A complex combination of internal and external perceptions and beliefs has led to the devaluing of Black African lives, says Onyekachi Wambu
The global assertion that Black/African Lives Matter is welcome, but the real question is why our lives haven’t mattered to date? The reasons are a complex web of perceptions, stereotypes, practices, and beliefs, manipulated against us, and some of which we sometimes collude with.
Many are not real, existing only in people’s heads, but they do determine real outcomes, which undermine dignity and destroy lives. The following are the externally deployed and internally embraced arguments:
Externally deployed arguments
The defeat argument: African lives ceased to matter since we lost the war against the Europeans and gifted them global governance for the last 400 years. The Chinese and Indians suffered a similar fate but have not suffered the continuing contempt because they have taken resolute steps to recover economically, modernise and defend themselves militarily, unlike us, who remain unable to defend ourselves from a determined enemy or run economies that are not aid- dependent.
The racism argument: This argument is the most frequently deployed – African lives don’t matter because we are victims of the structure of White supremacy imposed after our military/economic defeat.
The saintliness argument: Under White supremacy our lives only matter if we are meek or become saints like a Mandela or Martin Luther King. Our oppressors then behave like the Old Testament God, who commits genocide and wholescale slaughter against rebellious and non-Chosen communities, but continue to be loved because… well, since they are God and don’t expect to be held to Godlike behaviour from their non-Chosen peoples.
The regard for life argument: Despite the evidence of numerous European regional wars, the violence of slavery and colonialism, the perception persists that it is Africans that are violent, and do not value our lives. We engage in endless ‘tribal’ conflict, ignore the deaths of our fellow Africans – whether crossing the Mediterranean, being hacked by mobs in xenophobic attacks or via abuses by cruel police and military.
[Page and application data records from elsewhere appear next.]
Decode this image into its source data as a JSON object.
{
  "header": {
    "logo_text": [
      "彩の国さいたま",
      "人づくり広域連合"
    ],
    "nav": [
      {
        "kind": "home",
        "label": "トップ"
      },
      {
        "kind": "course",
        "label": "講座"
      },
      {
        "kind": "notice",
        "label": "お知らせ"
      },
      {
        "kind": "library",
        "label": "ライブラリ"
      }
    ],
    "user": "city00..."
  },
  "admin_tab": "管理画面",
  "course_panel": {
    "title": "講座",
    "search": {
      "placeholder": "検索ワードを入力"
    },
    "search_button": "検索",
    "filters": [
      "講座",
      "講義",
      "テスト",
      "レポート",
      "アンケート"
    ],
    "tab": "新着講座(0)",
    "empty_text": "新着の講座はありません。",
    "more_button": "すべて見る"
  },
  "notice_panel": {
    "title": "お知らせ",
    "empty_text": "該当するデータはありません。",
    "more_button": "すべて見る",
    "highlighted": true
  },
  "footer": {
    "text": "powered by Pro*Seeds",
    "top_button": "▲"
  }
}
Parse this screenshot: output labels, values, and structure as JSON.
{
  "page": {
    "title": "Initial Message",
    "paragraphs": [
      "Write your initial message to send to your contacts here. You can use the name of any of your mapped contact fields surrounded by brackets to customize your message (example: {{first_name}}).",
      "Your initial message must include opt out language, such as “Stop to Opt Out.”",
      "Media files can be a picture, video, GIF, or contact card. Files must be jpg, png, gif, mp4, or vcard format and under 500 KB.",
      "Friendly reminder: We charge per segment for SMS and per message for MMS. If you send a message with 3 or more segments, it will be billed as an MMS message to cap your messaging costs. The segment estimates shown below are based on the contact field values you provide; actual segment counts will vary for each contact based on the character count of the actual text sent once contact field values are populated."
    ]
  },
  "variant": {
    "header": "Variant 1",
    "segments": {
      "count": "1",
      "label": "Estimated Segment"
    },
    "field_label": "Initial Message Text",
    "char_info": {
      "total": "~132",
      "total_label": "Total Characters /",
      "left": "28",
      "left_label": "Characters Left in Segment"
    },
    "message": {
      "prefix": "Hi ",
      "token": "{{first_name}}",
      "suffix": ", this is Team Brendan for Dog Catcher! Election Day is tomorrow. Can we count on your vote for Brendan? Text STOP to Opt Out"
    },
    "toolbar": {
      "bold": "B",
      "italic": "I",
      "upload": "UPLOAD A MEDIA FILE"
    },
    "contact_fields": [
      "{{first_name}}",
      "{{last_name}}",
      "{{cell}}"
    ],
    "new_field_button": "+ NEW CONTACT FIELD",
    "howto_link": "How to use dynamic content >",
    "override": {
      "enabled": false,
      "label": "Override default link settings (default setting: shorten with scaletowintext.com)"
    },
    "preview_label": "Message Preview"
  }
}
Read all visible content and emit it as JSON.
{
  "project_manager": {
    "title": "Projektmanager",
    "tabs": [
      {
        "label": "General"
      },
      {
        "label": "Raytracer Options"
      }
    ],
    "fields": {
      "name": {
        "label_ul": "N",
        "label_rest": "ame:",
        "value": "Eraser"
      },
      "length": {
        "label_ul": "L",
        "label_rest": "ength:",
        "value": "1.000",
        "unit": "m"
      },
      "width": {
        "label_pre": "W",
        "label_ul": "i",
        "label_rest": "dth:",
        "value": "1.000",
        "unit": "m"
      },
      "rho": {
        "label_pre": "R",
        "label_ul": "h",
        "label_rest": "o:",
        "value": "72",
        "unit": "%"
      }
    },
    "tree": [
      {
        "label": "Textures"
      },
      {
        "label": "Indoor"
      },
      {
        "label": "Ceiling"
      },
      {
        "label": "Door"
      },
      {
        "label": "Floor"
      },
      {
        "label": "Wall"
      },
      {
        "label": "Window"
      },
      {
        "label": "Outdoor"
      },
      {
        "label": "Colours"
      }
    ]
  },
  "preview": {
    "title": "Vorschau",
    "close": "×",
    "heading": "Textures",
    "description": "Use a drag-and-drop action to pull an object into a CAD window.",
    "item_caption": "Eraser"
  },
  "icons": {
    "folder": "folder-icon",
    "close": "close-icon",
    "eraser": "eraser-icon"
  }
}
The self-respect argument: Africans don’t accept that we are at the centre of the universe. Reality is always elsewhere. Our countries or spaces don’t give us the same economic, emotional, social or spiritual return that we receive elsewhere. For our women, our hair is inferior.
For many others, our gods are not real. We fail the test that if we are truly children of God, our first ancestor must therefore have known God face to face, obviating the need to go to Rome, London or Mecca to find God, instead of just sitting in our villages.
The self-hatred argument: The assertion ‘Black is Beautiful’ was made precisely because many did not believe it. Within our cultures we are guilty of the same hierarchies and choices we accuse others of making, looking down on the weaker, darker, less modernised believers in traditional gods – in the same way European racists do.
Ultimately our attitude to the weakest amongst us can be judged by our behaviour towards the hunter-gathering Twa or San people. These are our oldest human ancestors, who should be venerated and respected, but are instead treated with contempt and embarrassment. The day the least amongst us are treated with love and respect, goes this argument, is the day that African lives really will matter.
The Commons argument: Our notions of success are individualistic, with the constant need for flamboyant show-offs and exhibitions. Efforts are not dedicated to building strong, community-owned social spaces or states. Such common spaces are usually hollowed out.
A popular joke contrasting African and Asian attitudes to corruption sums up this hollowing of the social space. The Asian points to a well-built road and notes to his African guest that a 10% kickback resulted in his single-sized mansion. On the return visit, the African points to no road, but says 100% went towards his double-sized mansion. Asian corruption maintains a social good, the African denies himself a functional road, even to his own mansion.
Dismantling the arguments
All these arguments inevitably involve a combination of what we think, what we do, what we allow to be done to us; alongside what others believe and do in response to what they think they can get away with. Whether perception or truth, we need to dismantle these arguments to address why we have not been seen to matter globally.
Read more articles from our African lives matter report